Grant to PGCC to Provide Fast-Track IT Training

Gale Horton Gay | 10/10/2012, 11:23 a.m.

Prince George's Community College [PGCC] officials plan to use a multi-million grant to give unemployed veterans and displaced workers fast-track training for opportunities in the information technology field.

The Maryland Higher Education Commission selected PGCC to receive the $2.5 million grant from the U.S. Department of Labor to develop the Information Technology Education & Career Pathway program. The goal of the non-credit program is to provide accelerated training in computer technology, networking and cybersecurity.

Rather than take two to four years to earn a degree, students can achieve IT certification in 16 weeks through the program.

The training will be directed at unemployed workers, veterans, displaced and disadvantaged citizens and victims of foreign outsourcing.

"Prince George's Community College is committed to developing a well-trained workforce to meet the needs of the county, state and region," said Charlene M. Dukes, president of PGCC. "The grant will provide instruction for in-demand technology fields that allow unemployed workers to develop the skills they need to expeditiously re-enter the workforce, and it can serve as a model for replication."

The grant allows the college to provide instruction through multiple avenues: virtual instruction, interactive simulations, online and real-world problem-solving challenges and collaboration between students and instructors.

PGCC also will seek to establish agreements with four-year institutions in Maryland to enable students who complete the program to continue their education and training.

Joe Martinelli, vice president of workforce development and continuing education at PGCC, said the first six months of the grant award period will be spent developing the programs and by summer 2013 it should be available to students.

Martinelli said that the Department of Labor identified the IT field as one in which jobs are currently available and will continue to be for the next five years. The training that PGCC will provide leading to certification will prepare individuals for entry-level positions.

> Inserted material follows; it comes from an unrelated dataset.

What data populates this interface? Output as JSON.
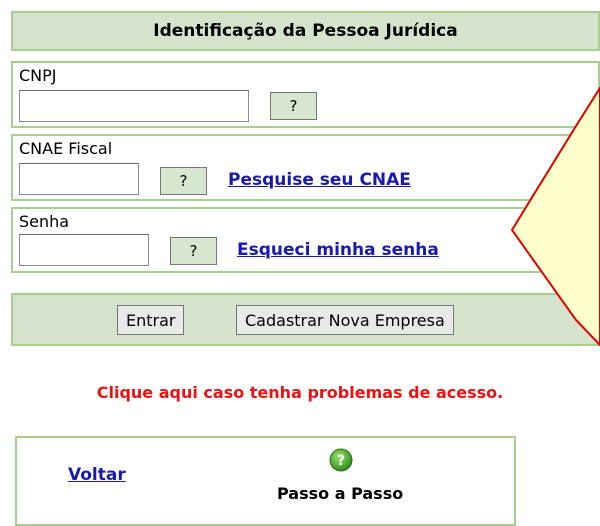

"The main thing is that students will come out of this program with industry recognized credentials," said Martinelli, who added it creates a win-win situation for employers needing trained workers and the unemployed who need jobs.

He estimated that more than 100 individuals will directly benefit from the grant.

He described the program's approach as "innovative" and said that in some cases six courses will be condensed into 16 weeks of online training.

"It allows these people who have to train for a new career to come out with all the certifications to show they are qualified," said Cheryl Green, director of PGCC's Office of Grants and Resources.

The program is designed to expand education training options for veterans and displaced workers, Green said.

"It opens up a whole new world," said Green of the opportunity the program creates for participants.

Established in 1958, Prince George's Community College provides transfer and career programs that help students transfer to four-year colleges and universities and prepares them for the workforce. Each year, 40,000 students take part in more than 200 academic programs and workforce development and continuing education courses.